Task statement
Read through the records. Copy each line that has the word "structured".

Data for review
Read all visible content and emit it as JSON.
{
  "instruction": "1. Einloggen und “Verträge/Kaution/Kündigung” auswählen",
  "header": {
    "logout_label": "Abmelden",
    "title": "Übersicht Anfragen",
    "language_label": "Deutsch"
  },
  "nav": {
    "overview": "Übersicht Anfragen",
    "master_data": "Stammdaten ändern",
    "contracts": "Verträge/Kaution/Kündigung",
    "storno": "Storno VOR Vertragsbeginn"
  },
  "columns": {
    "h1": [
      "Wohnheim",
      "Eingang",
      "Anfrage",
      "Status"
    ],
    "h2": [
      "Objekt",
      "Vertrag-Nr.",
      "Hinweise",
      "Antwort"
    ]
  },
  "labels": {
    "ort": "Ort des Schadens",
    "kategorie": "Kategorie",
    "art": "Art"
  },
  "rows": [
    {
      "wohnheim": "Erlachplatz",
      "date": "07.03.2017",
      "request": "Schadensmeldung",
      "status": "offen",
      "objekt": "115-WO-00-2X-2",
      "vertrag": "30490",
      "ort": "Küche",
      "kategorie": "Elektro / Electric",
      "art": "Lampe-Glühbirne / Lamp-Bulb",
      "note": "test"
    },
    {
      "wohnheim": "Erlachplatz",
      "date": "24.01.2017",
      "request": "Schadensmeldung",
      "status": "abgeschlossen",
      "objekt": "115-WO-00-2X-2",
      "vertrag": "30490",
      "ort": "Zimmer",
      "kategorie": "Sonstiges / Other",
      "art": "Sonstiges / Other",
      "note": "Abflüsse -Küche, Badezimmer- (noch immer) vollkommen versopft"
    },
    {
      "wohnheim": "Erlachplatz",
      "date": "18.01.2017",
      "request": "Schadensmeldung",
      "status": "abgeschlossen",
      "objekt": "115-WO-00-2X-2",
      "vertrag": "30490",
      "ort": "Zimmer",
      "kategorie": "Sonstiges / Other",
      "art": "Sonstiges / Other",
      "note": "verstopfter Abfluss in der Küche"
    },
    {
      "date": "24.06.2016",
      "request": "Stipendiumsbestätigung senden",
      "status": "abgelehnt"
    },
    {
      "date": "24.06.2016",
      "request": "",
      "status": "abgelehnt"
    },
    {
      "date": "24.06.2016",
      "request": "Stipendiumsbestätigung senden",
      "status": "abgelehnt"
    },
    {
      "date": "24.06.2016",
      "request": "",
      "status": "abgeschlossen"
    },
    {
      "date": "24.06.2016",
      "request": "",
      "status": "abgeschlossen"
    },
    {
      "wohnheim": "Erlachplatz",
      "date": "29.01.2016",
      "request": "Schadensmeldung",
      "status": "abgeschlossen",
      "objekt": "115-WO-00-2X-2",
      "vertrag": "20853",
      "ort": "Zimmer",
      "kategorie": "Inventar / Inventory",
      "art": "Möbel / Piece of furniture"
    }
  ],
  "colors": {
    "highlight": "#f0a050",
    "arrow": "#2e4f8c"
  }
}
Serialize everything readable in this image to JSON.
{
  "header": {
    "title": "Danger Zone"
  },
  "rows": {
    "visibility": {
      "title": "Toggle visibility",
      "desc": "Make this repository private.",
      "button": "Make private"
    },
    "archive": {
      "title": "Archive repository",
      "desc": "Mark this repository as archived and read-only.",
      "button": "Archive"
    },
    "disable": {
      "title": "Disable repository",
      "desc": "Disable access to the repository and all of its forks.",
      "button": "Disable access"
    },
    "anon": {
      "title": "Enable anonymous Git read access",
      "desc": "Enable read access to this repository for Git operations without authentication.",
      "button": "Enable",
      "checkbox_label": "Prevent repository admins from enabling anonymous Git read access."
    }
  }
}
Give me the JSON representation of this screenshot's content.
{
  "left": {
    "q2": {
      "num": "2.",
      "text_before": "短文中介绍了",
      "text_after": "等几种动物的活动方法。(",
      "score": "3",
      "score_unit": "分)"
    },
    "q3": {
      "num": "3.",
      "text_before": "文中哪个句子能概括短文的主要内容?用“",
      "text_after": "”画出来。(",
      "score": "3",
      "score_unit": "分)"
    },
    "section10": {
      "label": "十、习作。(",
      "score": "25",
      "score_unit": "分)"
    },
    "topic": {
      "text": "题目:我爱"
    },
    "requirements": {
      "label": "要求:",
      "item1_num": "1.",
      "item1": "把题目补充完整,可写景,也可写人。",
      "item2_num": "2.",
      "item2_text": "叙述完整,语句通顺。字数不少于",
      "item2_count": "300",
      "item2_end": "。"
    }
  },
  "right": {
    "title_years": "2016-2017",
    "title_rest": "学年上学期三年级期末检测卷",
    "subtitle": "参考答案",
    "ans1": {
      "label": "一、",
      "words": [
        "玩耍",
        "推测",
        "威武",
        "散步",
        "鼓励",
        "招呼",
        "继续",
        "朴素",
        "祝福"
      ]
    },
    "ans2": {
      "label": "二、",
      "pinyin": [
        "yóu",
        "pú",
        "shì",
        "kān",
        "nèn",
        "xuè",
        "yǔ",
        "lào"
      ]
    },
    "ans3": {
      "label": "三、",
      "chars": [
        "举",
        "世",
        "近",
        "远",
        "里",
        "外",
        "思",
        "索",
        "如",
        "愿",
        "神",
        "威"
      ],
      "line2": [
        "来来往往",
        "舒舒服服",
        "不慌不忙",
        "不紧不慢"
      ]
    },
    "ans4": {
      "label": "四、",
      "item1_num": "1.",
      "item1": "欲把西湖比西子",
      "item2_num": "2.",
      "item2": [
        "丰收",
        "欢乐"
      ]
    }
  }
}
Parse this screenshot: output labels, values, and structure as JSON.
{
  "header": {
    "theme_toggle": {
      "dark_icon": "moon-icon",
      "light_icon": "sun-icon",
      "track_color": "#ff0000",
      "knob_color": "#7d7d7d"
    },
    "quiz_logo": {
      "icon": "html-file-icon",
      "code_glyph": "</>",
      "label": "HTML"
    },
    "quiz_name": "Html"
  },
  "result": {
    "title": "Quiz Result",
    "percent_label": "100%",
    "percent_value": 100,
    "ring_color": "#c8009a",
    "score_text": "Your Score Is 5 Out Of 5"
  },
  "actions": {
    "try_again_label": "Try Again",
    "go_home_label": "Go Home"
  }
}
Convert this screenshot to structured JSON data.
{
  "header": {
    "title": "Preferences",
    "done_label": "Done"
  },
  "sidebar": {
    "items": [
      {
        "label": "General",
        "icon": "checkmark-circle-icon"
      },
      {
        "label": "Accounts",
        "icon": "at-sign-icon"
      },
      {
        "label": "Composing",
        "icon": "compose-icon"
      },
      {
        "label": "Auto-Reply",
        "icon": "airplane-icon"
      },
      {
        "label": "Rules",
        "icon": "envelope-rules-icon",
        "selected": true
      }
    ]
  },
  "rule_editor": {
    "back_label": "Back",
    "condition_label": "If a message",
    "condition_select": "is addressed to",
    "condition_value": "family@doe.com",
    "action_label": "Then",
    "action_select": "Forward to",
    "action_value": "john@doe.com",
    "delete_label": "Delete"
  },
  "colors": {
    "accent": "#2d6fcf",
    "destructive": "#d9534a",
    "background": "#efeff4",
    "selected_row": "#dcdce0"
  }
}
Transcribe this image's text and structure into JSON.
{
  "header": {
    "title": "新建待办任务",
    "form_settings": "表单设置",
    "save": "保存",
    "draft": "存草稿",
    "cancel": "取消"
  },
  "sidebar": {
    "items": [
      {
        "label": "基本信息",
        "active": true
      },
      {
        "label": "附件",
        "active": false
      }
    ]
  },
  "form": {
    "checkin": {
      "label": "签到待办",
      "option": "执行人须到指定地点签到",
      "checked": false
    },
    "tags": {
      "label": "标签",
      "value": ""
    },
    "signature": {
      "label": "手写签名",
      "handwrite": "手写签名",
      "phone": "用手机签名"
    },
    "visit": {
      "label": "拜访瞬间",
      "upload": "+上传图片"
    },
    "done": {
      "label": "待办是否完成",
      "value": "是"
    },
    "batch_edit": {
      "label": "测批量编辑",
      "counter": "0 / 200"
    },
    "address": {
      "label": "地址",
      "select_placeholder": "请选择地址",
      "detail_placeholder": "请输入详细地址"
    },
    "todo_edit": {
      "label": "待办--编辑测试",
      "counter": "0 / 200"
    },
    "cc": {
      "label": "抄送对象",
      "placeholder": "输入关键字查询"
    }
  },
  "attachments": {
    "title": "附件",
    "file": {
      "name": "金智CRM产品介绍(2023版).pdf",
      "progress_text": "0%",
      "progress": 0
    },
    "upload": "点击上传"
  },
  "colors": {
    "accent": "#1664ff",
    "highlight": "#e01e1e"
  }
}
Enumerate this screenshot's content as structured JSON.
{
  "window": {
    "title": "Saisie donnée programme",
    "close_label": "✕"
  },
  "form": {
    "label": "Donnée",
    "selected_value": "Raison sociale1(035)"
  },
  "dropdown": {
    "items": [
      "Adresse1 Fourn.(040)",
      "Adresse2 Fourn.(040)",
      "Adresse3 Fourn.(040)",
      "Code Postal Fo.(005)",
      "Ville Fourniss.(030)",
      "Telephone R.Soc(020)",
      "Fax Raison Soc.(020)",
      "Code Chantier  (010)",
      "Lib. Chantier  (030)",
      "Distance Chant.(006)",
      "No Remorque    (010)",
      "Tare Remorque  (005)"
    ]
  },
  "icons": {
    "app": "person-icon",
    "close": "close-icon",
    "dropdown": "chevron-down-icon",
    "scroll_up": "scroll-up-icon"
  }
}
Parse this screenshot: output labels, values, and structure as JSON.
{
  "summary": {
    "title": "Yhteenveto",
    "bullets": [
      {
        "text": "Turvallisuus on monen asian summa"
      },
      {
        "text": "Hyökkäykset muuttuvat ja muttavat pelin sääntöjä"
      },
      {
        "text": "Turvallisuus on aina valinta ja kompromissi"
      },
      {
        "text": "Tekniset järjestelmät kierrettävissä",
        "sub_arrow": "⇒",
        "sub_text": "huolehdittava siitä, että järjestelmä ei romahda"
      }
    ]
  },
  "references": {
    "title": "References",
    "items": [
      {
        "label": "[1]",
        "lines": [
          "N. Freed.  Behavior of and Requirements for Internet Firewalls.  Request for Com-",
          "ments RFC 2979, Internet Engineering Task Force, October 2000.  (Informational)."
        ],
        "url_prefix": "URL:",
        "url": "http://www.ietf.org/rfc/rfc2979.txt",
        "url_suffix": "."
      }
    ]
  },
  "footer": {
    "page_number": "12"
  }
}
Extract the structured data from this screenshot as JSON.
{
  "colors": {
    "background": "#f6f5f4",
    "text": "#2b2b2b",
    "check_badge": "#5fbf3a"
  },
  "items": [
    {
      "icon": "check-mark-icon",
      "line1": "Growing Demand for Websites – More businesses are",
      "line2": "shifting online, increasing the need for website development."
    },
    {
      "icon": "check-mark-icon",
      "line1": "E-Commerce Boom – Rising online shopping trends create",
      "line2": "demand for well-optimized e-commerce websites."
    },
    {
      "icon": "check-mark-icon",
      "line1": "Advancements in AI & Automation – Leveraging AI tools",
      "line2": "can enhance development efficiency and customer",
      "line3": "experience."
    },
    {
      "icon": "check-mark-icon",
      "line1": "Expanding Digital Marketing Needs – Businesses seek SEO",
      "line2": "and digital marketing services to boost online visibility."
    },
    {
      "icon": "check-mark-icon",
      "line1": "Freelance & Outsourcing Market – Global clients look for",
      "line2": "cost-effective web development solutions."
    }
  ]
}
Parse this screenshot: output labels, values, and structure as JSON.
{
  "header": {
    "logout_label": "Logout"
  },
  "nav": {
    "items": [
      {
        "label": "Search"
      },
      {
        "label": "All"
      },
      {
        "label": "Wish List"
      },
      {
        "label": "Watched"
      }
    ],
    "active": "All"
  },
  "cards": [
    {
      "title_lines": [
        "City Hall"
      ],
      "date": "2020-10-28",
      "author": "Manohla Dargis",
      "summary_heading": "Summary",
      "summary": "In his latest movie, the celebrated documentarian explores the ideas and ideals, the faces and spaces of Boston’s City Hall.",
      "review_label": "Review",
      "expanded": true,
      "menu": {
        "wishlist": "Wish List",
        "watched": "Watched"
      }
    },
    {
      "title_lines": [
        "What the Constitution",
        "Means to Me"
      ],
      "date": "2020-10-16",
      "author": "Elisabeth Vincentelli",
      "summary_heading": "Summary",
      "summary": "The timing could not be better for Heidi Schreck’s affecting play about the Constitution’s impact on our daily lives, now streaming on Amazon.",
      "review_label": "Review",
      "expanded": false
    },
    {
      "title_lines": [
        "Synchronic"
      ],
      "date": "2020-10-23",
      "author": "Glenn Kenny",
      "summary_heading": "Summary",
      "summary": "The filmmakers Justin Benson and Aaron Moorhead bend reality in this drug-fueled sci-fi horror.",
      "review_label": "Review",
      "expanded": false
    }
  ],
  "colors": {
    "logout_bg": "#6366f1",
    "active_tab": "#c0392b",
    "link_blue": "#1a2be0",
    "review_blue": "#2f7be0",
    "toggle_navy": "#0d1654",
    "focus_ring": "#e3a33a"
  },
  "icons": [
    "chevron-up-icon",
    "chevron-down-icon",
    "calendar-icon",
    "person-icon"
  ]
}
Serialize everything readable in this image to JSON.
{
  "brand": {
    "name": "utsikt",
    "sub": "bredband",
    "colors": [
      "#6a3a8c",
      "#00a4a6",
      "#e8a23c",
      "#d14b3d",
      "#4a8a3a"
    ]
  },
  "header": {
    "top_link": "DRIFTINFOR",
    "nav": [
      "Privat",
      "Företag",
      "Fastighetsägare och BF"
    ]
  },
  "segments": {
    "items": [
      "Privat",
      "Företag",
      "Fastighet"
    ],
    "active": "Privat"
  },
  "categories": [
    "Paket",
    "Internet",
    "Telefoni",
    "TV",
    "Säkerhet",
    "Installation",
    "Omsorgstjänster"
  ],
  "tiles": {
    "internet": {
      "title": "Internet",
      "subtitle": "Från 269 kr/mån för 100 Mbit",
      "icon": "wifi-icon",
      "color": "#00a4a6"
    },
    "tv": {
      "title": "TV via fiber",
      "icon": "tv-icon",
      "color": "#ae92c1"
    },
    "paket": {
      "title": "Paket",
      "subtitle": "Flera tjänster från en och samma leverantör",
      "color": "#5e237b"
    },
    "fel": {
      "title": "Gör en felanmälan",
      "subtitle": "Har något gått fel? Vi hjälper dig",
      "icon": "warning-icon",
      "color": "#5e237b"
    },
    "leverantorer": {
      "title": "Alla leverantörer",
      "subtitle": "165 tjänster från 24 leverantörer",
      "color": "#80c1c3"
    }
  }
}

Exercise output
Convert this screenshot to structured JSON data.
Enumerate this screenshot's content as structured JSON.
Extract the structured data from this screenshot as JSON.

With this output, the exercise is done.